[[ Given data, beginning ]]

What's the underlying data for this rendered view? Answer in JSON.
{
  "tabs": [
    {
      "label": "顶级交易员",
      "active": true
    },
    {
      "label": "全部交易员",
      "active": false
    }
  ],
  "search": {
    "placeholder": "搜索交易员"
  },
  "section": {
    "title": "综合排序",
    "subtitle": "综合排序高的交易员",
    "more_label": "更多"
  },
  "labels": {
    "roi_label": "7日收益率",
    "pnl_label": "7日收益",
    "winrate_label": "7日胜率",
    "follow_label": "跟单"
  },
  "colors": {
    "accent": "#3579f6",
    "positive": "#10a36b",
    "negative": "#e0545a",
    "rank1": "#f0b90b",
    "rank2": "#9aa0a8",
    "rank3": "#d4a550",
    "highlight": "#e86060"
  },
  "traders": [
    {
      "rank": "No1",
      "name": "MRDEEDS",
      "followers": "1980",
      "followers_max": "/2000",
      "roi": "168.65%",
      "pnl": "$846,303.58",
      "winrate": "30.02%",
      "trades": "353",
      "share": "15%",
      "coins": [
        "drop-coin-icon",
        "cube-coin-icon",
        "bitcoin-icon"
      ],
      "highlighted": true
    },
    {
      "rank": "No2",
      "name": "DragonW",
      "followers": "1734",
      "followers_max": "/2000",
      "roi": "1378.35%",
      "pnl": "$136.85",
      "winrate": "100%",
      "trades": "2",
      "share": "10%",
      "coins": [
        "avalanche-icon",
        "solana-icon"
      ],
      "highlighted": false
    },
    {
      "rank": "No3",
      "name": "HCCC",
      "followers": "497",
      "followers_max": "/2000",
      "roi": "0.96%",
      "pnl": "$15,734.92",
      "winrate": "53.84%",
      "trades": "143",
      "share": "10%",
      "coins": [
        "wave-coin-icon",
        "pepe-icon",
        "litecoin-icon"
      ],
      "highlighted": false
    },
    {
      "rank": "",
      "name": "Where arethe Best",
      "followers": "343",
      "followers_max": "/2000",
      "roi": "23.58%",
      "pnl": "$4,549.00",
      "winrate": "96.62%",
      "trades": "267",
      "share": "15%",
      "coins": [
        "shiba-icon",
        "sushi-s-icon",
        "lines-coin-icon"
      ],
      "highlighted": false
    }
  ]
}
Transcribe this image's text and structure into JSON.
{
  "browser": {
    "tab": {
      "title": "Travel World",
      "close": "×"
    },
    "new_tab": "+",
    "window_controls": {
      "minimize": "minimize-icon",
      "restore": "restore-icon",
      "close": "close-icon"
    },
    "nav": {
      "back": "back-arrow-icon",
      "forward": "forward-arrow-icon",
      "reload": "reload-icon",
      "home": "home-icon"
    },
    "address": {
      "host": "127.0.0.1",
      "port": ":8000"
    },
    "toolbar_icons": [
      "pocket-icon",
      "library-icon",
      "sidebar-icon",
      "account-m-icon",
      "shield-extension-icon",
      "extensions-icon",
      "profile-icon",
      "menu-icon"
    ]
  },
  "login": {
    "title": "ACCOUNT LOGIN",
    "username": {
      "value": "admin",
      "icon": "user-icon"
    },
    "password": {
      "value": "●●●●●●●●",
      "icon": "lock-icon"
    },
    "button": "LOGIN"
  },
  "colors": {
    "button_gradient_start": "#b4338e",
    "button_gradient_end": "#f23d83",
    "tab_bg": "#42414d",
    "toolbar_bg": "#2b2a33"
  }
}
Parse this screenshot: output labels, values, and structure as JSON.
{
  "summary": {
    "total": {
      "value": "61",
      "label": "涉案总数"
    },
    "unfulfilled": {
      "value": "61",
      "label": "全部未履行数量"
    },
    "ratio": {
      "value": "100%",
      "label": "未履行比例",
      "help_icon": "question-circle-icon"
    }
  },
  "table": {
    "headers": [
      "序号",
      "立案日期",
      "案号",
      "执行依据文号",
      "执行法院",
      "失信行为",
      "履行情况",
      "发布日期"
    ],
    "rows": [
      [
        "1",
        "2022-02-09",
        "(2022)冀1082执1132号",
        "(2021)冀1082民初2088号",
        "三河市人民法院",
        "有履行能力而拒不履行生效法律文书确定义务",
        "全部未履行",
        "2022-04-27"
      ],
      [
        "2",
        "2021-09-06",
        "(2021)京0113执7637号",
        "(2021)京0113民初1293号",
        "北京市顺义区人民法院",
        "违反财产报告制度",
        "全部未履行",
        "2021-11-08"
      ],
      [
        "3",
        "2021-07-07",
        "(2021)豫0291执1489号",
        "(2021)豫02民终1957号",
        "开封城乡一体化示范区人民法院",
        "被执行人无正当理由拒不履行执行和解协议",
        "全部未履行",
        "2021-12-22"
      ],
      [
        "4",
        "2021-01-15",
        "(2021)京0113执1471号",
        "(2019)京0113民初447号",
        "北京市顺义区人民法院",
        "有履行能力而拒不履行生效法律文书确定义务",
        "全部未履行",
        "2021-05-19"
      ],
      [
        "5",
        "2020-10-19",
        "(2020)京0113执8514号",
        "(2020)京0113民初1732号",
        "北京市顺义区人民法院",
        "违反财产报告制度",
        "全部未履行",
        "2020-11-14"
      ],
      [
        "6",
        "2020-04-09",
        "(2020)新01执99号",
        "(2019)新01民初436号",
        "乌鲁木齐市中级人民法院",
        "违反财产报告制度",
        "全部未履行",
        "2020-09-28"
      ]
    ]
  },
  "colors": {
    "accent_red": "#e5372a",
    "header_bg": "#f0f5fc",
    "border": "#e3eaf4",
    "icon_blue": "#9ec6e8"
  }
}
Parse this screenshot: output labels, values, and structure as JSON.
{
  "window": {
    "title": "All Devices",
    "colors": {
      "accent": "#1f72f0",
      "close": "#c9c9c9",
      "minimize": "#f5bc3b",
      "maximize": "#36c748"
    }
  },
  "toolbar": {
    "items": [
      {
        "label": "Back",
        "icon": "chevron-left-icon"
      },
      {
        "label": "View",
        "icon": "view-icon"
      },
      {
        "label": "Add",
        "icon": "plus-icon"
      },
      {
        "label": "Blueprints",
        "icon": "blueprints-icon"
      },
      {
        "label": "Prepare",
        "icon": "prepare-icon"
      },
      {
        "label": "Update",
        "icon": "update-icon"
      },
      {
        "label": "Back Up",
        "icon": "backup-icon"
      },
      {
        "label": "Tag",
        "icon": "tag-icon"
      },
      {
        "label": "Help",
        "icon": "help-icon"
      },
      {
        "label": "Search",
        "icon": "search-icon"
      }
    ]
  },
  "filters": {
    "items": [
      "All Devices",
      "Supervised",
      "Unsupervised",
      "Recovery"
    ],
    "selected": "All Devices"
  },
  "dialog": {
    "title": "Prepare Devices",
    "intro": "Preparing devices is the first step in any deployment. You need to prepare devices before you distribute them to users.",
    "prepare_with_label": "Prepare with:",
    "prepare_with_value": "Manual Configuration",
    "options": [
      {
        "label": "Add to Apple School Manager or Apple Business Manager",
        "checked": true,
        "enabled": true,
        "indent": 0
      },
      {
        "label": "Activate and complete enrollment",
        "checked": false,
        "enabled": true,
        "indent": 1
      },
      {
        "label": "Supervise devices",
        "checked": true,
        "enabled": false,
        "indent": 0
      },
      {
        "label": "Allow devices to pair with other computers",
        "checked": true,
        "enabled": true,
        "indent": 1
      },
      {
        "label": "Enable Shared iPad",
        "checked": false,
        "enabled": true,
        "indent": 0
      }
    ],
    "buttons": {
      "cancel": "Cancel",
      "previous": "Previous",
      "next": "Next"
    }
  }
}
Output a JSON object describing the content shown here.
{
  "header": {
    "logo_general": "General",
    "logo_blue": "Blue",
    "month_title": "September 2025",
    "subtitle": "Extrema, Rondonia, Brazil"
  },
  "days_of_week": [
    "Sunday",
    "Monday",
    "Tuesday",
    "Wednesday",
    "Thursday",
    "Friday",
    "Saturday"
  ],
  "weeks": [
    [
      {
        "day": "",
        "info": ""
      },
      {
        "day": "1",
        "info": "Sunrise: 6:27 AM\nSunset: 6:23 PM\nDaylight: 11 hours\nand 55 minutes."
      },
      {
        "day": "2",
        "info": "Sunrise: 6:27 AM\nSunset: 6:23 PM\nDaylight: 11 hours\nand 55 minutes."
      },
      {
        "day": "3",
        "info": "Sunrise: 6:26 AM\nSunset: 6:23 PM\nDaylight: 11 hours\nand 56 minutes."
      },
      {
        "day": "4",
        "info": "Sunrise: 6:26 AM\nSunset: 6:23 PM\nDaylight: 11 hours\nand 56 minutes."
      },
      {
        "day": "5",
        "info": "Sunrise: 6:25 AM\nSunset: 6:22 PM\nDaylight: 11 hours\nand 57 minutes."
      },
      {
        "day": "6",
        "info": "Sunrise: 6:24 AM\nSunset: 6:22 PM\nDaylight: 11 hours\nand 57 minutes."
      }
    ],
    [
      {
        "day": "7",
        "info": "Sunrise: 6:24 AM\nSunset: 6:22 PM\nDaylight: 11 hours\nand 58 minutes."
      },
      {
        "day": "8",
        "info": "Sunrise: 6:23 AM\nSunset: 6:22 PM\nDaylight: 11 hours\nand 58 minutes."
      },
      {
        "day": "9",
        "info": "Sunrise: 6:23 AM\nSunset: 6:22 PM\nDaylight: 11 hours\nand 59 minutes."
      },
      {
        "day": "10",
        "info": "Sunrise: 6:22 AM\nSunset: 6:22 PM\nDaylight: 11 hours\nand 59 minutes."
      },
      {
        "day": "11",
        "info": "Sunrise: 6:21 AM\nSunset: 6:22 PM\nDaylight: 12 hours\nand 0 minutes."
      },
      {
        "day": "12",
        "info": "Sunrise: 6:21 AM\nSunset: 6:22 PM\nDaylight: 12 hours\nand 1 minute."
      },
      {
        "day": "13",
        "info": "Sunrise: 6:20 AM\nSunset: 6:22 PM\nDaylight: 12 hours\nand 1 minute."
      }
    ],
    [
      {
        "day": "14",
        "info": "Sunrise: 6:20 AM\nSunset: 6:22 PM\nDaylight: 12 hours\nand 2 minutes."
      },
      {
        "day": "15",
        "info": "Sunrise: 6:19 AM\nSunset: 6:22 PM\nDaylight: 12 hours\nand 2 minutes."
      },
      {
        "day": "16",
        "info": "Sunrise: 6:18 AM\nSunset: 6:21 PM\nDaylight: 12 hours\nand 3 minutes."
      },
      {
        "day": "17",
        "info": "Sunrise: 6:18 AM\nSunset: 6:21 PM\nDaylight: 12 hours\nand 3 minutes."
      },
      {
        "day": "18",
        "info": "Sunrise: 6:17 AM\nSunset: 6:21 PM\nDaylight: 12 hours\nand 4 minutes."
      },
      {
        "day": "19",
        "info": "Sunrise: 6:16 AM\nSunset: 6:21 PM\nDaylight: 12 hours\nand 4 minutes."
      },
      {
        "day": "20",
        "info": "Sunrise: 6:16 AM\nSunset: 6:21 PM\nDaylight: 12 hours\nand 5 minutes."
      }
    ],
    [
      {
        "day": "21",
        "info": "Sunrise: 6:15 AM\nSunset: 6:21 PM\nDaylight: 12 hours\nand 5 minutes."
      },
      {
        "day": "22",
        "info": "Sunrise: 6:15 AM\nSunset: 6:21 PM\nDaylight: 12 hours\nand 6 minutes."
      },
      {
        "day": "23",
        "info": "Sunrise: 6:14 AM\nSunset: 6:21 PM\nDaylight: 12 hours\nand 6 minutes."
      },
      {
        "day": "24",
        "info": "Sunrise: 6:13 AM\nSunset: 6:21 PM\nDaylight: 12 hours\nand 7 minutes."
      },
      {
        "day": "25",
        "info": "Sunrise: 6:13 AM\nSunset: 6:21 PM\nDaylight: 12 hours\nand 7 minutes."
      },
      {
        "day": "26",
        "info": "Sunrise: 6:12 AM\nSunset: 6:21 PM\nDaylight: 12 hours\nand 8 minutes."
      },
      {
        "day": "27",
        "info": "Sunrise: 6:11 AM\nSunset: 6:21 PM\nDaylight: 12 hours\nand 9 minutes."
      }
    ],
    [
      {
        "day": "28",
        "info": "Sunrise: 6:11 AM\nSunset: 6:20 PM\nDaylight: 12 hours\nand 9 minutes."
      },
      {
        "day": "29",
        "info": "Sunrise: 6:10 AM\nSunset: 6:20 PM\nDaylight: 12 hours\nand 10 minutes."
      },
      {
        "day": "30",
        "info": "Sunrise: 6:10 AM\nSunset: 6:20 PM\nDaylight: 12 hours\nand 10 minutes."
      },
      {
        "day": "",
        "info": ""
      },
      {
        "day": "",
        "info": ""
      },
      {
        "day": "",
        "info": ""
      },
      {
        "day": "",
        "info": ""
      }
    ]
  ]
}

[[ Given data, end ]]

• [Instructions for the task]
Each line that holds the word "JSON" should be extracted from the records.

• [Response to this exercise]
What's the underlying data for this rendered view? Answer in JSON.
Transcribe this image's text and structure into JSON.
Parse this screenshot: output labels, values, and structure as JSON.
Parse this screenshot: output labels, values, and structure as JSON.
Output a JSON object describing the content shown here.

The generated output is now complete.